On a recent air trip, the plane lurched, suddenly lost attitude, and shook violently. Many passengers screamed. The pilot told anyone standing to drop to the floor. It was a terrifying moment for everyone, and one I have never experienced before, after almost a half century of air travel.
I felt surprisingly tranquil. None of us knew what might happen next, but everyone on that plane wondered if this was the end. I held my wife’s hand, thinking that if we were to plunge to our deaths I wanted to be connected to her. I thought that if this was my time, so be it. Later my wife told me that she was praying that God would spare her— “I want more time with my new grandchildren” she pleaded. Many others in the plane later shared that they experienced extreme panic. It felt like a moment that we will all face one day—although thankfully it wasn’t that day.
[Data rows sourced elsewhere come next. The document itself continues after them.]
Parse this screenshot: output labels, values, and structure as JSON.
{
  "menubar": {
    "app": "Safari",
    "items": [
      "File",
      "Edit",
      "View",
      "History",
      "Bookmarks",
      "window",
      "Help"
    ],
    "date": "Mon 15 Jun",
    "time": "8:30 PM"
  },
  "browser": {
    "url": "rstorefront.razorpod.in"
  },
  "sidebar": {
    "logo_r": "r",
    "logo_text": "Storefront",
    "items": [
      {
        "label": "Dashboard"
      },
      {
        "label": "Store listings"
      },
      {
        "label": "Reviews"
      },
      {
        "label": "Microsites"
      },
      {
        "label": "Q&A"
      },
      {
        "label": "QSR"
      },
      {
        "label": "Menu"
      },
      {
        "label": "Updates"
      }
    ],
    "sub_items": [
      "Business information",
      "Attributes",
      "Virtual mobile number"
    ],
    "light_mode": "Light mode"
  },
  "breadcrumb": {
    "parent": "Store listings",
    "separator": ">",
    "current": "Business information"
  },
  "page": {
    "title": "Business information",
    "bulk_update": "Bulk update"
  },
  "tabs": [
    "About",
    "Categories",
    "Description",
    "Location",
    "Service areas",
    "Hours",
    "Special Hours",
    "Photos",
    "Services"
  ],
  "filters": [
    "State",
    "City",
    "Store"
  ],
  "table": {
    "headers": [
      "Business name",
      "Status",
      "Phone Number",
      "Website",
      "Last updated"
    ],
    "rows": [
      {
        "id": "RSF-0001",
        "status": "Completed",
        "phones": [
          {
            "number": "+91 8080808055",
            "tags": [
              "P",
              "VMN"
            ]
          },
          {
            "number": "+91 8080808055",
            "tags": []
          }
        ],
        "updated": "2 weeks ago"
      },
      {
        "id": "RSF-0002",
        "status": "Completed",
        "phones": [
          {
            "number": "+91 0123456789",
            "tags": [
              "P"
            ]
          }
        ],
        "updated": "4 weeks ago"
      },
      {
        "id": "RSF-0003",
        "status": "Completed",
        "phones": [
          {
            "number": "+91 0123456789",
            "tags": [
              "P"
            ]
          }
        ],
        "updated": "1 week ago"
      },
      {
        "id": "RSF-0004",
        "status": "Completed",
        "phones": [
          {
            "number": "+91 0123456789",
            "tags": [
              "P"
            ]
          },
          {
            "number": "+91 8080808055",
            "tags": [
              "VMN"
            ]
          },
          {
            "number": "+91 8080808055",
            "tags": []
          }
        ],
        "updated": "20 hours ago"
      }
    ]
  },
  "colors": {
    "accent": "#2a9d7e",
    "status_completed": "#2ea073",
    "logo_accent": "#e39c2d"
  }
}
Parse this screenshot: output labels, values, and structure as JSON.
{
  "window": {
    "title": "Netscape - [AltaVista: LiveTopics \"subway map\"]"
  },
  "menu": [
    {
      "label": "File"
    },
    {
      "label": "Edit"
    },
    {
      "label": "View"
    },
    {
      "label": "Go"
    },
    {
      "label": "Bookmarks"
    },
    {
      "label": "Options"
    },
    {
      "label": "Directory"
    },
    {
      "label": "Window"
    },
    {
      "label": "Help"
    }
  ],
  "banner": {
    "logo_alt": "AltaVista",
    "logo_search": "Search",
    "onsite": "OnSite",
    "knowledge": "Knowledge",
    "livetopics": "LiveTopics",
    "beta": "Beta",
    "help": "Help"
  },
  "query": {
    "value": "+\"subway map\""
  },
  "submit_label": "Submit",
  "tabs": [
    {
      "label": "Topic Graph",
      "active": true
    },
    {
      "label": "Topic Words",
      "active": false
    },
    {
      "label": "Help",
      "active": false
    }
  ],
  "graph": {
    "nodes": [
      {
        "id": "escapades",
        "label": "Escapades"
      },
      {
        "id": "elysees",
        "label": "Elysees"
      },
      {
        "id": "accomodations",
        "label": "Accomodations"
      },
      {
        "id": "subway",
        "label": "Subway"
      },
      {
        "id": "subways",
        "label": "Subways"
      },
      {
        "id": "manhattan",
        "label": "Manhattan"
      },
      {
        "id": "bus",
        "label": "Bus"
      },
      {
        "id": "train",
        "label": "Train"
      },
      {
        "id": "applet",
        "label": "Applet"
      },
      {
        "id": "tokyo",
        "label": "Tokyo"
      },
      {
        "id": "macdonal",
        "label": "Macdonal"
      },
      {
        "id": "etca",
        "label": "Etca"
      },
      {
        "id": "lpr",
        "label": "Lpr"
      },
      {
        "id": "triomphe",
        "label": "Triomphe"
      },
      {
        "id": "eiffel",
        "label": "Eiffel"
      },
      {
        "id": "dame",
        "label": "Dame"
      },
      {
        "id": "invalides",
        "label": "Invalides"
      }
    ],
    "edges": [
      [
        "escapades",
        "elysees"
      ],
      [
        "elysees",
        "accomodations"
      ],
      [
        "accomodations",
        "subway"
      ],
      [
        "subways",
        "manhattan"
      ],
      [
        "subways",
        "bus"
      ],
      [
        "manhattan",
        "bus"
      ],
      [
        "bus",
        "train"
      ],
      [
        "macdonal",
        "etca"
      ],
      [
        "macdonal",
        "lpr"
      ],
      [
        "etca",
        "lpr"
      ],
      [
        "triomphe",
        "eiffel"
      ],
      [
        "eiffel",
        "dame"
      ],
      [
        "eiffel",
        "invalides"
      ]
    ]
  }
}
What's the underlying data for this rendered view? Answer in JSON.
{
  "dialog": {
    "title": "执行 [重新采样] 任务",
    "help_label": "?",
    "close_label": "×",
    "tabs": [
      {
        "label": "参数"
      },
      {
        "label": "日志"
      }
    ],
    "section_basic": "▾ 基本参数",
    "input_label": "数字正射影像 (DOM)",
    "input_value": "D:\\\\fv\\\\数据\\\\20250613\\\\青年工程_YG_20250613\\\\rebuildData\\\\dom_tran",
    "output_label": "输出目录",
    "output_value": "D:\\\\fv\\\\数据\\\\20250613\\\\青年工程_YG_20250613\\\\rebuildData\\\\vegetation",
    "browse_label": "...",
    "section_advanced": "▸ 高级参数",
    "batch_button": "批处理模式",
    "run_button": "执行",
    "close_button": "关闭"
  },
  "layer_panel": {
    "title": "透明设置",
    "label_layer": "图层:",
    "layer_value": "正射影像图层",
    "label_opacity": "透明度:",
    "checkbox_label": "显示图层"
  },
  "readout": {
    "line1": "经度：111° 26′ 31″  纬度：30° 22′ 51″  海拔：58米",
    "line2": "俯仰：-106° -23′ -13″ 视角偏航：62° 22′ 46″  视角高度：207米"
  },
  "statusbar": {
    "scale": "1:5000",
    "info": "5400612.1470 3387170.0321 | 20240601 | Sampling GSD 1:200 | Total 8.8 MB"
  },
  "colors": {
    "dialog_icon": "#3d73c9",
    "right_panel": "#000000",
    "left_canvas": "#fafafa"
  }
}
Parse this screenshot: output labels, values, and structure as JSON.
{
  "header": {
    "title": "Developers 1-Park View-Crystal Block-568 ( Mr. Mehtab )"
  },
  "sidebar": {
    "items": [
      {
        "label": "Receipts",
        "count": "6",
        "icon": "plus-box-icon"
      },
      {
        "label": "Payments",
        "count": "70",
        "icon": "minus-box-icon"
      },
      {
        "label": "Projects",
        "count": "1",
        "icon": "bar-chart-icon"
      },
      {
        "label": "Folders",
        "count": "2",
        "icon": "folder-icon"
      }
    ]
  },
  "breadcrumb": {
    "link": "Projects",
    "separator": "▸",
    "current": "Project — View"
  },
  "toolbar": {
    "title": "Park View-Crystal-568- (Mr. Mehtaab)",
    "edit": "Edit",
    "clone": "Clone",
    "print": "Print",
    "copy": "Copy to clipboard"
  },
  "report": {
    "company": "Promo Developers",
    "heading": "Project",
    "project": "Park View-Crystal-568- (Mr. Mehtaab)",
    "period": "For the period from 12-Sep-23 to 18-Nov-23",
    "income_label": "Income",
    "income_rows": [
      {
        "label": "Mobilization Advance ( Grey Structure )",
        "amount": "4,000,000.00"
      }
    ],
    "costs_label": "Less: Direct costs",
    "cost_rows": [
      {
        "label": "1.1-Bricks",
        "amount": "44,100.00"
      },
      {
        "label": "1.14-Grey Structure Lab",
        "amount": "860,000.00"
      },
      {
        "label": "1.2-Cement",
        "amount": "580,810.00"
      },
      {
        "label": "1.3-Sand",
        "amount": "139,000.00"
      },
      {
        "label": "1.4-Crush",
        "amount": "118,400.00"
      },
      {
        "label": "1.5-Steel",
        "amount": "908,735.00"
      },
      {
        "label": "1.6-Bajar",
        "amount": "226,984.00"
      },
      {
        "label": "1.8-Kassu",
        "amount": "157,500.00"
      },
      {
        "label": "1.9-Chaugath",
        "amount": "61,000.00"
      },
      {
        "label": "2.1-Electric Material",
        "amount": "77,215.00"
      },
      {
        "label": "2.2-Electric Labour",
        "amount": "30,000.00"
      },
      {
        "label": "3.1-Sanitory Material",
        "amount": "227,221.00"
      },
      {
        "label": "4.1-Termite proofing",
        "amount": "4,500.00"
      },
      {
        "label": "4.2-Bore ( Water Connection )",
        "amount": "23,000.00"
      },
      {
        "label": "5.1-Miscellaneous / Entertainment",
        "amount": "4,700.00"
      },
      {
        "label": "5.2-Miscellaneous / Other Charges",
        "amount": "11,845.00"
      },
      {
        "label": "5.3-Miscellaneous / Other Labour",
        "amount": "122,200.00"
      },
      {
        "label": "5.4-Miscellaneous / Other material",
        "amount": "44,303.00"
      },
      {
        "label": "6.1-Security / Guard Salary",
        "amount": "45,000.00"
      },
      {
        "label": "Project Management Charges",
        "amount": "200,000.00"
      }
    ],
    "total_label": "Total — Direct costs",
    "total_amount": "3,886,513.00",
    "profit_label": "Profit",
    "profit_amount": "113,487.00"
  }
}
We all know, with complete certainty, that someday we will die—but how or when is a mystery. Yet, many of us don’t think much about it. Indeed, we try to avoid thinking about it. In our western culture, death is denied. It’s an enemy that sneaks up on us in the dark of night, when we are not looking, robs us of who we are, and takes everything from us. Yet, isn’t death, like birth, a natural part of life?
Many religious adults believe in the existence of heaven, where they hope they will go after they shed this mortal coil. Yet none of us have met any residents of the afterlife. So we can’t be completely certain, even if we have faith. Large numbers of earth’s population believe in the concept of reincarnation, where they hope to be reborn into a new life. Interestingly, some surveys suggest that 20% of Americans believe in reincarnation. Throughout time, humans have pondered—what happens after we die?
In Tibetan Buddhism, practitioners meditate daily on death. They imagine themselves dying. The purpose--to remember that life is fleeting and that it’s important to make the most of our lives. It’s important to live our lives with intention. Its other purpose is to loosen our clinging to self.
The Buddha said that a life time is like a “flash of lightening in a summer sky”. As I grow older, this saying makes more sense to me. When I look back over the last 65 years of my life, it seems to have flashed by so quickly! Where did it go? When I recall epochs of my life—college, jobs, young children, their teenage years, and almost a quarter of a century at The Everett Clinic, it all seems to have flown by like a speeding train.
I have had the privilege to work with many adults who had terminal cancer and were coming to the natural end of their lives. When they were diagnosed, they made radical alterations to their lives, realizing that their time was limited. I often thought it’s not necessary to have a serious disease to evaluate how you are living your life. Indeed, better to reflect on that today, when all is well and change is easier to accomplish.
What does it mean to reflect on your mortality? It means to live your life with intention.
- Are you living your life in harmony with your values? What is important to you? Are those values at the center of your life?
- Live your life in the here and now. The future is uncertain. Be present in the moment. Be the person that you want to be. Make sure that you communicate to loved ones what’s important.
- If you have something that is important for you to do, do it. Don’t put things off to the uncertain future. If there is something that you want to do, find a way to do it now.
On that flight, in those frightening moments, I felt fear like everyone else. But I also felt peaceful in the knowledge that I have my life had purpose and meaning. And that it was filled with love and connection with friends and family.